§ **Given entries**
>>>>

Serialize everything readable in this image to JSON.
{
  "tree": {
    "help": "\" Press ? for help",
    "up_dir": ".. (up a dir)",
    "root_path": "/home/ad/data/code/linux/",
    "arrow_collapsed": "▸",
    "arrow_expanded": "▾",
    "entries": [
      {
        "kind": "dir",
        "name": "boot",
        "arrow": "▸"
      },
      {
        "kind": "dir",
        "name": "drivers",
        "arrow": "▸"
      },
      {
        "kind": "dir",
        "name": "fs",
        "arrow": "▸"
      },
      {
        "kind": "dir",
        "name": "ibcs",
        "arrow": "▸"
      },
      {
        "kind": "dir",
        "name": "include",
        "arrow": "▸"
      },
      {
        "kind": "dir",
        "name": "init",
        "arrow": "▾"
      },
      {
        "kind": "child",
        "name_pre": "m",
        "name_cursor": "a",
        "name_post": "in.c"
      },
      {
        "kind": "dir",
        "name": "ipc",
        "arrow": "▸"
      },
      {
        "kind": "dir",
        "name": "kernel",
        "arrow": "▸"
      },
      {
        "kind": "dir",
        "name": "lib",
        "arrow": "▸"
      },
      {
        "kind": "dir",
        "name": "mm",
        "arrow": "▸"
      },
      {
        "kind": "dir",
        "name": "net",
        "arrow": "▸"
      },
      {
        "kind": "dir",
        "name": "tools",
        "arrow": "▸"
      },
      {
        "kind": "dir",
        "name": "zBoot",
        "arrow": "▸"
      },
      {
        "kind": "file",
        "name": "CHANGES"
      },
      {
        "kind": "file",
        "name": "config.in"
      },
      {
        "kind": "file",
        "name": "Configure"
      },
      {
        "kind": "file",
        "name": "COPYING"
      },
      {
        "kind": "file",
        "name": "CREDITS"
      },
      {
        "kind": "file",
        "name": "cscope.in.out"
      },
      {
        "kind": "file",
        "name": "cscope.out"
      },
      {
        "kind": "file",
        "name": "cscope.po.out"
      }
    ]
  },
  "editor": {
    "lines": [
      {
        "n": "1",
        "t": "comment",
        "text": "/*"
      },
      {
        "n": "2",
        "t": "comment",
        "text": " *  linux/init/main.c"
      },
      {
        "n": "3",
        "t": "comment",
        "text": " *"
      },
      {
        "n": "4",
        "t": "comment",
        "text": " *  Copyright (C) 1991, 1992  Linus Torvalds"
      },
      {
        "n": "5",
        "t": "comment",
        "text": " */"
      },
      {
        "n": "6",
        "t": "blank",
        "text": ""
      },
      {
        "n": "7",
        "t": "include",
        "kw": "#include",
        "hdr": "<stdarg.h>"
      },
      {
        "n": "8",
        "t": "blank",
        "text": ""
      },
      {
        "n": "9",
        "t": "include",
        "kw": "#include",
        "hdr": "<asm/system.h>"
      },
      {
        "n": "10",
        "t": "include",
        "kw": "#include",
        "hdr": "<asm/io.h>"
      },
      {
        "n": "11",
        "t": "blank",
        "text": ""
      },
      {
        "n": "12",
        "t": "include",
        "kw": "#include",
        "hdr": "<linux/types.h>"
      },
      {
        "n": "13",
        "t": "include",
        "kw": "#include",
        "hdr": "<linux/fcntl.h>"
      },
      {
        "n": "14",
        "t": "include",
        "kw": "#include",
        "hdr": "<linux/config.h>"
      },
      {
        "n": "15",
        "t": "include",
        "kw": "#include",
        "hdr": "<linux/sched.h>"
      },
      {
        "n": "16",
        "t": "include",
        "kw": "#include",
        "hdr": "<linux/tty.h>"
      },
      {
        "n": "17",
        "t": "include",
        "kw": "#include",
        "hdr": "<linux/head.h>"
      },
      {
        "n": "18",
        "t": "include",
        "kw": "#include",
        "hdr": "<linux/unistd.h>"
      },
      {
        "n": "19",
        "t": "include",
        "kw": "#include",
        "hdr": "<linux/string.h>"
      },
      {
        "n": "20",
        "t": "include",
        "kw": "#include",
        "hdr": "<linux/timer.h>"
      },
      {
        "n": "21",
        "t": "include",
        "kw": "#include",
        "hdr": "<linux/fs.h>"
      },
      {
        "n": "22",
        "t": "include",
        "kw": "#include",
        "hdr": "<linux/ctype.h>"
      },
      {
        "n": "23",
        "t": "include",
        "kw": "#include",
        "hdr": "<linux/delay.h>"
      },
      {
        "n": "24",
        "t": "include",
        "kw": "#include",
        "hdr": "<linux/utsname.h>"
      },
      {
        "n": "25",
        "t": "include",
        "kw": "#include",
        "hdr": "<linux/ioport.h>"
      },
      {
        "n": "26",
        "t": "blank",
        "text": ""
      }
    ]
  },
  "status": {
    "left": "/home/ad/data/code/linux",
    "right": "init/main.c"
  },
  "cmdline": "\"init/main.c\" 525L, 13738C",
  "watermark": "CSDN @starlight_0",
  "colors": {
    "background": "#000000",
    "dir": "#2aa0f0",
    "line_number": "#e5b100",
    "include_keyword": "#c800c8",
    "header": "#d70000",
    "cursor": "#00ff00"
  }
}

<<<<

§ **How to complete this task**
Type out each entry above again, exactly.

§ **The answer**
Serialize everything readable in this image to JSON.
{
  "tree": {
    "help": "\" Press ? for help",
    "up_dir": ".. (up a dir)",
    "root_path": "/home/ad/data/code/linux/",
    "arrow_collapsed": "▸",
    "arrow_expanded": "▾",
    "entries": [
      {
        "kind": "dir",
        "name": "boot",
        "arrow": "▸"
      },
      {
        "kind": "dir",
        "name": "drivers",
        "arrow": "▸"
      },
      {
        "kind": "dir",
        "name": "fs",
        "arrow": "▸"
      },
      {
        "kind": "dir",
        "name": "ibcs",
        "arrow": "▸"
      },
      {
        "kind": "dir",
        "name": "include",
        "arrow": "▸"
      },
      {
        "kind": "dir",
        "name": "init",
        "arrow": "▾"
      },
      {
        "kind": "child",
        "name_pre": "m",
        "name_cursor": "a",
        "name_post": "in.c"
      },
      {
        "kind": "dir",
        "name": "ipc",
        "arrow": "▸"
      },
      {
        "kind": "dir",
        "name": "kernel",
        "arrow": "▸"
      },
      {
        "kind": "dir",
        "name": "lib",
        "arrow": "▸"
      },
      {
        "kind": "dir",
        "name": "mm",
        "arrow": "▸"
      },
      {
        "kind": "dir",
        "name": "net",
        "arrow": "▸"
      },
      {
        "kind": "dir",
        "name": "tools",
        "arrow": "▸"
      },
      {
        "kind": "dir",
        "name": "zBoot",
        "arrow": "▸"
      },
      {
        "kind": "file",
        "name": "CHANGES"
      },
      {
        "kind": "file",
        "name": "config.in"
      },
      {
        "kind": "file",
        "name": "Configure"
      },
      {
        "kind": "file",
        "name": "COPYING"
      },
      {
        "kind": "file",
        "name": "CREDITS"
      },
      {
        "kind": "file",
        "name": "cscope.in.out"
      },
      {
        "kind": "file",
        "name": "cscope.out"
      },
      {
        "kind": "file",
        "name": "cscope.po.out"
      }
    ]
  },
  "editor": {
    "lines": [
      {
        "n": "1",
        "t": "comment",
        "text": "/*"
      },
      {
        "n": "2",
        "t": "comment",
        "text": " *  linux/init/main.c"
      },
      {
        "n": "3",
        "t": "comment",
        "text": " *"
      },
      {
        "n": "4",
        "t": "comment",
        "text": " *  Copyright (C) 1991, 1992  Linus Torvalds"
      },
      {
        "n": "5",
        "t": "comment",
        "text": " */"
      },
      {
        "n": "6",
        "t": "blank",
        "text": ""
      },
      {
        "n": "7",
        "t": "include",
        "kw": "#include",
        "hdr": "<stdarg.h>"
      },
      {
        "n": "8",
        "t": "blank",
        "text": ""
      },
      {
        "n": "9",
        "t": "include",
        "kw": "#include",
        "hdr": "<asm/system.h>"
      },
      {
        "n": "10",
        "t": "include",
        "kw": "#include",
        "hdr": "<asm/io.h>"
      },
      {
        "n": "11",
        "t": "blank",
        "text": ""
      },
      {
        "n": "12",
        "t": "include",
        "kw": "#include",
        "hdr": "<linux/types.h>"
      },
      {
        "n": "13",
        "t": "include",
        "kw": "#include",
        "hdr": "<linux/fcntl.h>"
      },
      {
        "n": "14",
        "t": "include",
        "kw": "#include",
        "hdr": "<linux/config.h>"
      },
      {
        "n": "15",
        "t": "include",
        "kw": "#include",
        "hdr": "<linux/sched.h>"
      },
      {
        "n": "16",
        "t": "include",
        "kw": "#include",
        "hdr": "<linux/tty.h>"
      },
      {
        "n": "17",
        "t": "include",
        "kw": "#include",
        "hdr": "<linux/head.h>"
      },
      {
        "n": "18",
        "t": "include",
        "kw": "#include",
        "hdr": "<linux/unistd.h>"
      },
      {
        "n": "19",
        "t": "include",
        "kw": "#include",
        "hdr": "<linux/string.h>"
      },
      {
        "n": "20",
        "t": "include",
        "kw": "#include",
        "hdr": "<linux/timer.h>"
      },
      {
        "n": "21",
        "t": "include",
        "kw": "#include",
        "hdr": "<linux/fs.h>"
      },
      {
        "n": "22",
        "t": "include",
        "kw": "#include",
        "hdr": "<linux/ctype.h>"
      },
      {
        "n": "23",
        "t": "include",
        "kw": "#include",
        "hdr": "<linux/delay.h>"
      },
      {
        "n": "24",
        "t": "include",
        "kw": "#include",
        "hdr": "<linux/utsname.h>"
      },
      {
        "n": "25",
        "t": "include",
        "kw": "#include",
        "hdr": "<linux/ioport.h>"
      },
      {
        "n": "26",
        "t": "blank",
        "text": ""
      }
    ]
  },
  "status": {
    "left": "/home/ad/data/code/linux",
    "right": "init/main.c"
  },
  "cmdline": "\"init/main.c\" 525L, 13738C",
  "watermark": "CSDN @starlight_0",
  "colors": {
    "background": "#000000",
    "dir": "#2aa0f0",
    "line_number": "#e5b100",
    "include_keyword": "#c800c8",
    "header": "#d70000",
    "cursor": "#00ff00"
  }
}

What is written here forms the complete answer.